Digitization gives rise to ever new large digital datasets measuring some form of human activity. Such datasets can be comprised of social media posts, hold information about transactions on digital platforms, show details of users’ interactions with websites or map the GPS-traces of mobile digital devices. Social scientists increasingly use such new data sources to investigate phenomena like public opinion, political discourse, economic changes or mobility patterns. While the systematic measurement of human activities has traditionally been the remit of scientific bodies or public agencies, these new large-scale datasets are predominantly created by private organizations. They thus combine the well-known challenges of secondary data (1) with new ones resulting from the fact that the data is private property (2). (1) The purposes of data collection and the structure of the data themselves differ from the purposes of the research projects in which they are used. Researchers interested in social phenomena have to identify existing datasets that might fight their purpose, assess their qualities with respect to the research questions and often devise custom ways of transformation to prepare the data for the intended form of analysis. (2) These datasets are usually owned by private companies who tightly control access to them. Additionally, information about data structure is regularly limited and cannot be verified. Social scien-tists interested in using these datasets for academic research thus have to negotiate with these companies and find auxiliary sources of information about important characteris-tics, like the sample structure or the details of measurement. A few of these new types of large digital data, notably those provided by Twitter, are be-coming established as sources of social research. Researchers using these established da-tasets can rely on best practices for data handling and find answers to their methodical questions in an ongoing scientific debate about their chosen form of data. Other large digital datasets are only used sporadically for research, for example datasets created by programmatic advertising platforms or APIs provided by lesser-known digital platforms. Researchers interested in using such unconventional datasets have to answer basic me-thodical questions mostly on their own. Common questions include:

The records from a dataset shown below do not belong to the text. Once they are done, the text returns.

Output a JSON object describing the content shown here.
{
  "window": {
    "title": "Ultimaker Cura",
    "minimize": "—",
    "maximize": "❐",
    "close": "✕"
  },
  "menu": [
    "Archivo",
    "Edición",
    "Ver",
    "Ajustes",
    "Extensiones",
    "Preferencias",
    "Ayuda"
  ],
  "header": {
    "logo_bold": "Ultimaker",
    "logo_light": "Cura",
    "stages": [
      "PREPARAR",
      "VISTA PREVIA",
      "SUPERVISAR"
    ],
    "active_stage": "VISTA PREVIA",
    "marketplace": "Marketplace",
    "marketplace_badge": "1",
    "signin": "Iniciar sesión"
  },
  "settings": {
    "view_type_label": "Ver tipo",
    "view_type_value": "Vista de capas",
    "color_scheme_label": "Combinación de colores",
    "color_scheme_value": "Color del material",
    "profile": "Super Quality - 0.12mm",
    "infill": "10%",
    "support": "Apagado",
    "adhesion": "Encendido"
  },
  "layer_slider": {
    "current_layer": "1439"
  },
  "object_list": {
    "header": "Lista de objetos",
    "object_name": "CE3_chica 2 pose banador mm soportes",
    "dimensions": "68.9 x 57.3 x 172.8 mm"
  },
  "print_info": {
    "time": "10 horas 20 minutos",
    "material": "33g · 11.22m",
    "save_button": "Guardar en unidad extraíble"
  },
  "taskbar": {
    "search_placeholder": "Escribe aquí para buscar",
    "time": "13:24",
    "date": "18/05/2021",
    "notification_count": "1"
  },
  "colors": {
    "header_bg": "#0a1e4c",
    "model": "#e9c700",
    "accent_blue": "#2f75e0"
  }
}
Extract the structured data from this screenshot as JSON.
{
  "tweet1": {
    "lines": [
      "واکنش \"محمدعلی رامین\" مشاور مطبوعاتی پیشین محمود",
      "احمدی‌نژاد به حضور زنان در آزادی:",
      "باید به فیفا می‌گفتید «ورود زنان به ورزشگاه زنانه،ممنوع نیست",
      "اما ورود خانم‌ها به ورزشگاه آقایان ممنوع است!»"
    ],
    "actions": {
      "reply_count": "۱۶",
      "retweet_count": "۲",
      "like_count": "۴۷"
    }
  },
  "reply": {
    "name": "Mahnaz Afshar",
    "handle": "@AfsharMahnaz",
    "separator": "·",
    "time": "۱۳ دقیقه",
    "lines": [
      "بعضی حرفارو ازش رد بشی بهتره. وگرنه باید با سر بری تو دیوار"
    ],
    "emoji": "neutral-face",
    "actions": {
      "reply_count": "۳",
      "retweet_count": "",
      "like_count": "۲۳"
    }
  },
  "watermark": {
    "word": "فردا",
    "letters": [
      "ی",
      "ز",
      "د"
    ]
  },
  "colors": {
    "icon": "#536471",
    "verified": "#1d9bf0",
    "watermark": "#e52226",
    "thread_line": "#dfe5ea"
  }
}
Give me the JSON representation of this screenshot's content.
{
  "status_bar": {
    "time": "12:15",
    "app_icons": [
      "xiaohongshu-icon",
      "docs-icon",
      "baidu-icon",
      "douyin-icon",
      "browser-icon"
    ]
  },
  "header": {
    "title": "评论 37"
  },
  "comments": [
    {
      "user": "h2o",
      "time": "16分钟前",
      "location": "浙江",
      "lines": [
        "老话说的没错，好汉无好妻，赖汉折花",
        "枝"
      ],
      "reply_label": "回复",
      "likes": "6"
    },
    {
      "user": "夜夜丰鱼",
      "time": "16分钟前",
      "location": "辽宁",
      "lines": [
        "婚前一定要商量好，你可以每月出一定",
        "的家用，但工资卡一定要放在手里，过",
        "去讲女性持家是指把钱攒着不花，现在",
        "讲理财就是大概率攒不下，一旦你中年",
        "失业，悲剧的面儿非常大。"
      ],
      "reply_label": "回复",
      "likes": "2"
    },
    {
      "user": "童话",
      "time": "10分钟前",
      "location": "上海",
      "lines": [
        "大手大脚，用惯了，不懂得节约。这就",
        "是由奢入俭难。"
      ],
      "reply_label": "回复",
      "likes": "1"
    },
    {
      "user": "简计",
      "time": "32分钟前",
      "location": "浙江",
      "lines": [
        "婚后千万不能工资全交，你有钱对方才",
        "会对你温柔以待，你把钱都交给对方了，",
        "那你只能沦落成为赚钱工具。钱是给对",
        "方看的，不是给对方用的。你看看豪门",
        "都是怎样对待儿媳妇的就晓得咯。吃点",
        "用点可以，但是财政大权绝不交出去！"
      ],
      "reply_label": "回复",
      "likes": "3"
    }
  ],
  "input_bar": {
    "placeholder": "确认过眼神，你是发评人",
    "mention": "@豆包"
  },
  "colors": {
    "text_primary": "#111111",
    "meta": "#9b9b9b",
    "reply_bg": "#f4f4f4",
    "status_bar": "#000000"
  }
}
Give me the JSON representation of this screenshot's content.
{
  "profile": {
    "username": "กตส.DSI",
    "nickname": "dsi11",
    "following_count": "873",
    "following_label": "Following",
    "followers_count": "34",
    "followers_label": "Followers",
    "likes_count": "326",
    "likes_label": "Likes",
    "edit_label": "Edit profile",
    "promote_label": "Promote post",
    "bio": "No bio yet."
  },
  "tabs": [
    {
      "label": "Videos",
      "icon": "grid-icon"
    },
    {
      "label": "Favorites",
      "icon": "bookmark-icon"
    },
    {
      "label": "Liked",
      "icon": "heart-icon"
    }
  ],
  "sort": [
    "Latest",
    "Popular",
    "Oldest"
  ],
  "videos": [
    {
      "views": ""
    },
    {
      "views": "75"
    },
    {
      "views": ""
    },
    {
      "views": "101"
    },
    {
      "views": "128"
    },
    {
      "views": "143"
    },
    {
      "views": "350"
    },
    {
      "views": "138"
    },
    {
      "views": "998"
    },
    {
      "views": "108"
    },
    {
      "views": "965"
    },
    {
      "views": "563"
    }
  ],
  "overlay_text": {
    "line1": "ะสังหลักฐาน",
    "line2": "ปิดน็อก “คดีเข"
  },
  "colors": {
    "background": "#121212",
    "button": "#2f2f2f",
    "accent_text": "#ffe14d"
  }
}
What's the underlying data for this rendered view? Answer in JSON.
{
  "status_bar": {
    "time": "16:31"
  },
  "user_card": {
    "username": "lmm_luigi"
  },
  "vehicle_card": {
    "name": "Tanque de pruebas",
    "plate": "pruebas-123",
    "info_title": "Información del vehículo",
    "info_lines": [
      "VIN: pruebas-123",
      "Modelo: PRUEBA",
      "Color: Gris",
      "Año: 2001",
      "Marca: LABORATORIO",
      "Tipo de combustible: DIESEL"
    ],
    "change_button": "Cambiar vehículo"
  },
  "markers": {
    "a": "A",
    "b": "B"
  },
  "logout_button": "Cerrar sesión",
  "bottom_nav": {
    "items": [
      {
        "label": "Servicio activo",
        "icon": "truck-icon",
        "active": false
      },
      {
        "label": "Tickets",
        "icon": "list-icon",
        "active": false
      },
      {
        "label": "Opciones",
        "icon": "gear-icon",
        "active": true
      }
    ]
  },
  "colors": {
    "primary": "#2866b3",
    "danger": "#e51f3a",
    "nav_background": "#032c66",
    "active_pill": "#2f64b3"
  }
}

(a) Which large digital datasets can help us answer the specific research question?
(b) Where can we find information about data structure? Which assumptions about users, their relations and their activities lie behind the data?
(c) How can we get access to the data? How can we retrieve it? Which transfor-mations are necessary to prepare the data for the intended analysis?
(d) How can we evaluate data quality?
(e) Which aspects of research ethics have to be considered? This session invites social scientists working with new and unconventional large digital datasets to discuss these questions and possible answers.
The discussion will focus on identification, access, evaluation and transformation of large digital datasets. Contributions preferably use specific examples to introduce methodical challenges and discuss solutions found for them in individual research projects.